Your task
Copy, in full, each line of the material that holds the word "JSON".

Records to use

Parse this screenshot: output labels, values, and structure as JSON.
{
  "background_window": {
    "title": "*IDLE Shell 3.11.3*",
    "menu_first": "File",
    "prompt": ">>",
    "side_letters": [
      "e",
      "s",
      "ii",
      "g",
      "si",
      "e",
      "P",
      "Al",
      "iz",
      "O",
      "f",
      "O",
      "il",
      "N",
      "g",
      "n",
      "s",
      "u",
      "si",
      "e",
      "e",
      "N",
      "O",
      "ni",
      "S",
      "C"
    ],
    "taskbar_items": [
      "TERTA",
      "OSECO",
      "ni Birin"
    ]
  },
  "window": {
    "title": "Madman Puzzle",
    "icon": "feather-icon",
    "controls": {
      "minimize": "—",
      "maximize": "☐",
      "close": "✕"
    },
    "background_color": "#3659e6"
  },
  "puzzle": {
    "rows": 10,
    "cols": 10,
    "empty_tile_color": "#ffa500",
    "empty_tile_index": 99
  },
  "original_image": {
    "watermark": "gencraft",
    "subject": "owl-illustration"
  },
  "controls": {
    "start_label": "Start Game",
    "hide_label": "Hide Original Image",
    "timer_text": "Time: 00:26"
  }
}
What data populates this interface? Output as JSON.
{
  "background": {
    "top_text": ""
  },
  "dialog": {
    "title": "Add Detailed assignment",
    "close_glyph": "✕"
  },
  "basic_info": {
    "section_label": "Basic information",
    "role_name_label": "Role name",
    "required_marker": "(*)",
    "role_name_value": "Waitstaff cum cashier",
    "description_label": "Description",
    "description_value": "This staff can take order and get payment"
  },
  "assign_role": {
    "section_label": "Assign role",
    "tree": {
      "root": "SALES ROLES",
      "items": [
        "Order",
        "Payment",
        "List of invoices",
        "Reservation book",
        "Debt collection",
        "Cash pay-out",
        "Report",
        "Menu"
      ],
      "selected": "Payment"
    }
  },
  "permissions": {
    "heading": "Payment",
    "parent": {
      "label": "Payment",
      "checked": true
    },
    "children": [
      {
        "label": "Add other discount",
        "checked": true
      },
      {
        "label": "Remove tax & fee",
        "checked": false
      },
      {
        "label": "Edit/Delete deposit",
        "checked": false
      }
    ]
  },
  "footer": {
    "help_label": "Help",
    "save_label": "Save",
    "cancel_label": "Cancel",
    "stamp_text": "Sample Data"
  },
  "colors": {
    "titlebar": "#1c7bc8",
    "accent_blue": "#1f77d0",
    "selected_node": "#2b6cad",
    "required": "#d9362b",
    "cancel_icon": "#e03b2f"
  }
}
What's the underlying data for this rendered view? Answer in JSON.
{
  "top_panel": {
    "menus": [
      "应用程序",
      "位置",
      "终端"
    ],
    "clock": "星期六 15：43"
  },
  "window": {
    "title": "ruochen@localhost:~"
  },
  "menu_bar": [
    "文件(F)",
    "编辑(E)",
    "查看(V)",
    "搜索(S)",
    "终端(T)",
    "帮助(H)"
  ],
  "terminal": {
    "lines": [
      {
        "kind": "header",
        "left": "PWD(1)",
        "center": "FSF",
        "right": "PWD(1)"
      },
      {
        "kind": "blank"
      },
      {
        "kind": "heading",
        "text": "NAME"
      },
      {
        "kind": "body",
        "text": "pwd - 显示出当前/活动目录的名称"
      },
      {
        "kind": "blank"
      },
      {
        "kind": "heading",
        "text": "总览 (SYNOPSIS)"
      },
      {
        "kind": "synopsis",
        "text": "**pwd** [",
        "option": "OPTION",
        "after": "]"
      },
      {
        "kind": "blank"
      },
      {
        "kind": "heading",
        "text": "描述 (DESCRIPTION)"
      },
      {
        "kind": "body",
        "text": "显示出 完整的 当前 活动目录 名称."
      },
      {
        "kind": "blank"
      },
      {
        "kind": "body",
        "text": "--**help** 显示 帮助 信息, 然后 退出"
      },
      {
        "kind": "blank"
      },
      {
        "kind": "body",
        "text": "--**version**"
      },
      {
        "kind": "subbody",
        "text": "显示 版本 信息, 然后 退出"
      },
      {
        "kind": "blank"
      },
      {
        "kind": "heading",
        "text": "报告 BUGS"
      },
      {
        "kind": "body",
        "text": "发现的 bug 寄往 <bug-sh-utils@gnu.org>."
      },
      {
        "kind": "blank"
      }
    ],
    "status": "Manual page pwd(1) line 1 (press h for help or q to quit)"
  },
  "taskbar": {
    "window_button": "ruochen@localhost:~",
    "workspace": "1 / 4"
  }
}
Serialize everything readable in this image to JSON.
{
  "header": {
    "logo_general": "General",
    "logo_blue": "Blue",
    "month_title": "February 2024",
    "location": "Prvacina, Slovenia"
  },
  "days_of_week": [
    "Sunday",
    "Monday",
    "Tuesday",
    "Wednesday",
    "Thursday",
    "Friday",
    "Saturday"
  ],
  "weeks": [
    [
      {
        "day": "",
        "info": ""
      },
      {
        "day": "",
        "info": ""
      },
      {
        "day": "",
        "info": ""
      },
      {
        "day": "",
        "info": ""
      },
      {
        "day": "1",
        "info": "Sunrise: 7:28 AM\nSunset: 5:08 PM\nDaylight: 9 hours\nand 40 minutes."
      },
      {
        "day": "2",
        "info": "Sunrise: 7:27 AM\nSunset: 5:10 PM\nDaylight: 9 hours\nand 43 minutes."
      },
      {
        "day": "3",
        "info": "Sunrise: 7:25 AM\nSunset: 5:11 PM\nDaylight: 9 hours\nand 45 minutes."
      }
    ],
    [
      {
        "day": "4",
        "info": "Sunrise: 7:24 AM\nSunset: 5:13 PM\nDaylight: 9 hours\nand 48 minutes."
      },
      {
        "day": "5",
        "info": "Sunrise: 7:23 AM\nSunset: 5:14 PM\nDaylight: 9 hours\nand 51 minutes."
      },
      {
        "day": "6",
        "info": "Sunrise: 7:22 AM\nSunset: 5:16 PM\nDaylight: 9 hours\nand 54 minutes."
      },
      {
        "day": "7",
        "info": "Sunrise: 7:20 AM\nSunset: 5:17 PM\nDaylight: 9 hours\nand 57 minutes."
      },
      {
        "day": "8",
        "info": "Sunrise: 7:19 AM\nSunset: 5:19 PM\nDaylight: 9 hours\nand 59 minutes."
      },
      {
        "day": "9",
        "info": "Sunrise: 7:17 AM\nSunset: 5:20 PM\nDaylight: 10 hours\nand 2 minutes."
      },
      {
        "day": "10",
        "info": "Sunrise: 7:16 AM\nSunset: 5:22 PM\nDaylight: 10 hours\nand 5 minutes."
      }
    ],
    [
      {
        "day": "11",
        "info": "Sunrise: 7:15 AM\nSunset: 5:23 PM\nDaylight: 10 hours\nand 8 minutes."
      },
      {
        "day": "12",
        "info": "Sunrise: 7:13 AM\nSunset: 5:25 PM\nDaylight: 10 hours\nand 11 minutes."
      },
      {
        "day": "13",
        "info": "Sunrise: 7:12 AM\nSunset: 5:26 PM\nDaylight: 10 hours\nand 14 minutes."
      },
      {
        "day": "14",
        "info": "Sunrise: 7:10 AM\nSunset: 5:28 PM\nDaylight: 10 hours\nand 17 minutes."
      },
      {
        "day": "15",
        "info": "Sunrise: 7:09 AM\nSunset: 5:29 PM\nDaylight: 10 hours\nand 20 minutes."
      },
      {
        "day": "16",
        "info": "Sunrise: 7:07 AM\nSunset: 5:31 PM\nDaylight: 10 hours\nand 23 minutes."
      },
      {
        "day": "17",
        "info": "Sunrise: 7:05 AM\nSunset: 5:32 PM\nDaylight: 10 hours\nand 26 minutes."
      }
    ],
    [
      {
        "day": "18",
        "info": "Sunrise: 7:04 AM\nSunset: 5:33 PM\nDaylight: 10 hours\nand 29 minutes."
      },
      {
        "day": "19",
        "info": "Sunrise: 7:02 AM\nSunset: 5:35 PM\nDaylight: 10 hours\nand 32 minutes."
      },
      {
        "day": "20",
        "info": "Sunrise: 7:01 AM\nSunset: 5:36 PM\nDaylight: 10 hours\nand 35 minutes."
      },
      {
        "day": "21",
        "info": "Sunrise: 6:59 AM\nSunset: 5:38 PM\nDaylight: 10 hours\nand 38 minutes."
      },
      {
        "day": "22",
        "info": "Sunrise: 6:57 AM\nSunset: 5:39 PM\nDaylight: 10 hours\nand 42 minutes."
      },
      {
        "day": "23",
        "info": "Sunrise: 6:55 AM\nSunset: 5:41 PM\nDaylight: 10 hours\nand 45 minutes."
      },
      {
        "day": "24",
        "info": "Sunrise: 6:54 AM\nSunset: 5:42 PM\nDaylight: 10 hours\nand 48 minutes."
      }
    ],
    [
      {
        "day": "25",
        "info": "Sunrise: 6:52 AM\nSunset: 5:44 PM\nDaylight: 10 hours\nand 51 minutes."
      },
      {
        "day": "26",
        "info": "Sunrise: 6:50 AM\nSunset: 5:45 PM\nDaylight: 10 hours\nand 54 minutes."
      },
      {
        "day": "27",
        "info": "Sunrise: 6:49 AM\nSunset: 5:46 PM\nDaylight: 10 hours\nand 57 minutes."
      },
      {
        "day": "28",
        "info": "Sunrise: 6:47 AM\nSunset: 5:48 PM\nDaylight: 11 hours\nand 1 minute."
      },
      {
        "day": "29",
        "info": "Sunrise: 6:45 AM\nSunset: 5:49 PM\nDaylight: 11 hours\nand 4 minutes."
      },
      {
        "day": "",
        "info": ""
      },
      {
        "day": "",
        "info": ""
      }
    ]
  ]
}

Answer to this exercise
Parse this screenshot: output labels, values, and structure as JSON.
What data populates this interface? Output as JSON.
What's the underlying data for this rendered view? Answer in JSON.
Serialize everything readable in this image to JSON.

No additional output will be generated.